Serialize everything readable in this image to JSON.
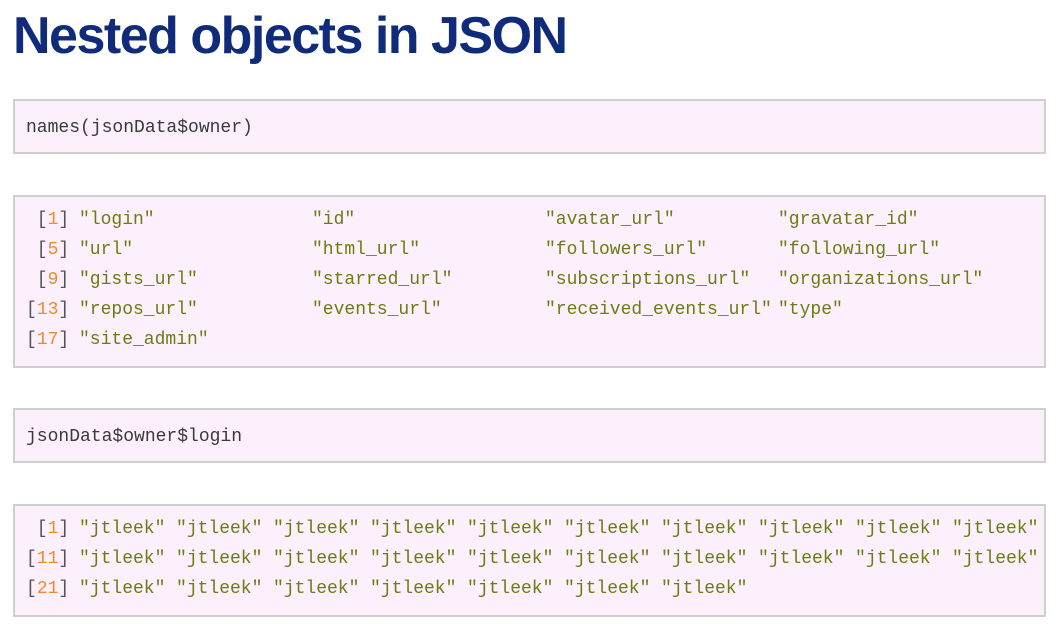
{
  "title": "Nested objects in JSON",
  "code_block_1": {
    "code": "names(jsonData$owner)"
  },
  "output_block_1": {
    "rows": [
      {
        "index": "1",
        "items": [
          "\"login\"",
          "\"id\"",
          "\"avatar_url\"",
          "\"gravatar_id\""
        ]
      },
      {
        "index": "5",
        "items": [
          "\"url\"",
          "\"html_url\"",
          "\"followers_url\"",
          "\"following_url\""
        ]
      },
      {
        "index": "9",
        "items": [
          "\"gists_url\"",
          "\"starred_url\"",
          "\"subscriptions_url\"",
          "\"organizations_url\""
        ]
      },
      {
        "index": "13",
        "items": [
          "\"repos_url\"",
          "\"events_url\"",
          "\"received_events_url\"",
          "\"type\""
        ]
      },
      {
        "index": "17",
        "items": [
          "\"site_admin\""
        ]
      }
    ]
  },
  "code_block_2": {
    "code": "jsonData$owner$login"
  },
  "output_block_2": {
    "rows": [
      {
        "index": "1",
        "items": [
          "\"jtleek\"",
          "\"jtleek\"",
          "\"jtleek\"",
          "\"jtleek\"",
          "\"jtleek\"",
          "\"jtleek\"",
          "\"jtleek\"",
          "\"jtleek\"",
          "\"jtleek\"",
          "\"jtleek\""
        ]
      },
      {
        "index": "11",
        "items": [
          "\"jtleek\"",
          "\"jtleek\"",
          "\"jtleek\"",
          "\"jtleek\"",
          "\"jtleek\"",
          "\"jtleek\"",
          "\"jtleek\"",
          "\"jtleek\"",
          "\"jtleek\"",
          "\"jtleek\""
        ]
      },
      {
        "index": "21",
        "items": [
          "\"jtleek\"",
          "\"jtleek\"",
          "\"jtleek\"",
          "\"jtleek\"",
          "\"jtleek\"",
          "\"jtleek\"",
          "\"jtleek\""
        ]
      }
    ]
  }
}
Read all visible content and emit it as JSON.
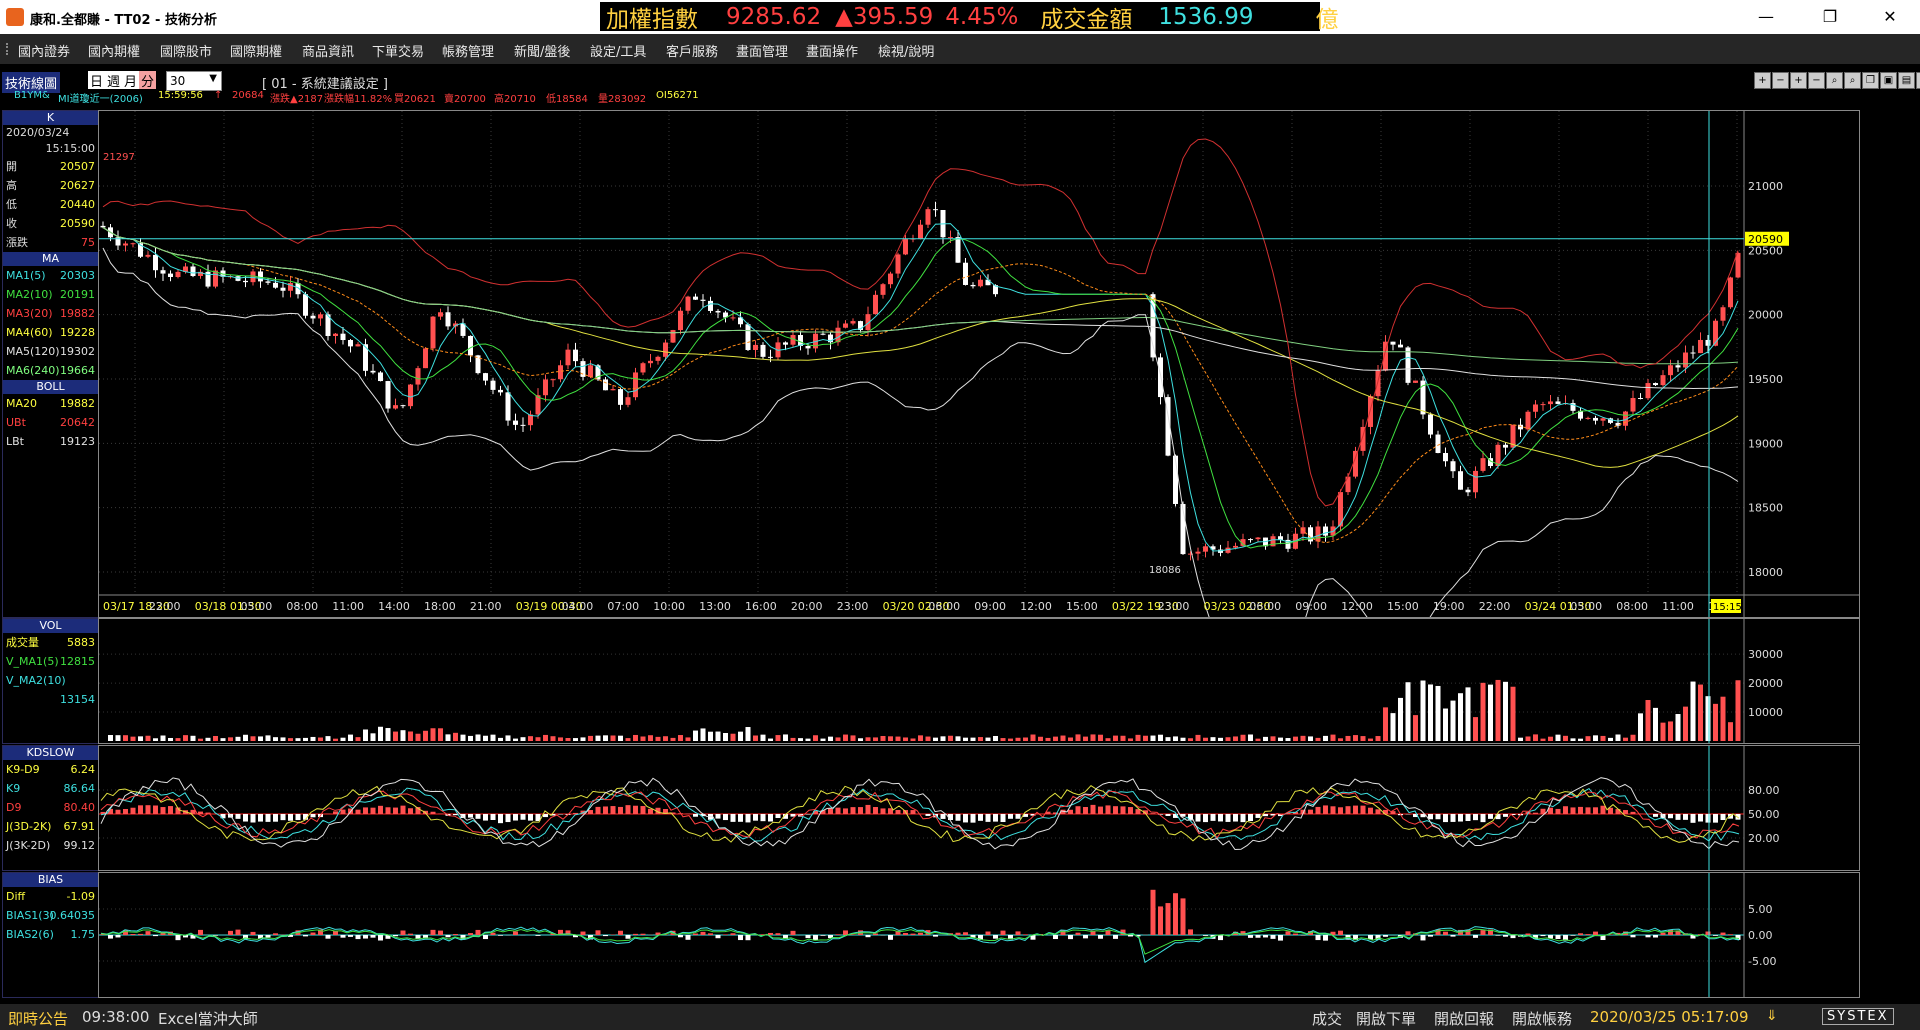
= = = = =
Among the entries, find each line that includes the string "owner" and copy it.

Response to the task –
    "code": "names(jsonData$owner)"
    "code": "jsonData$owner$login"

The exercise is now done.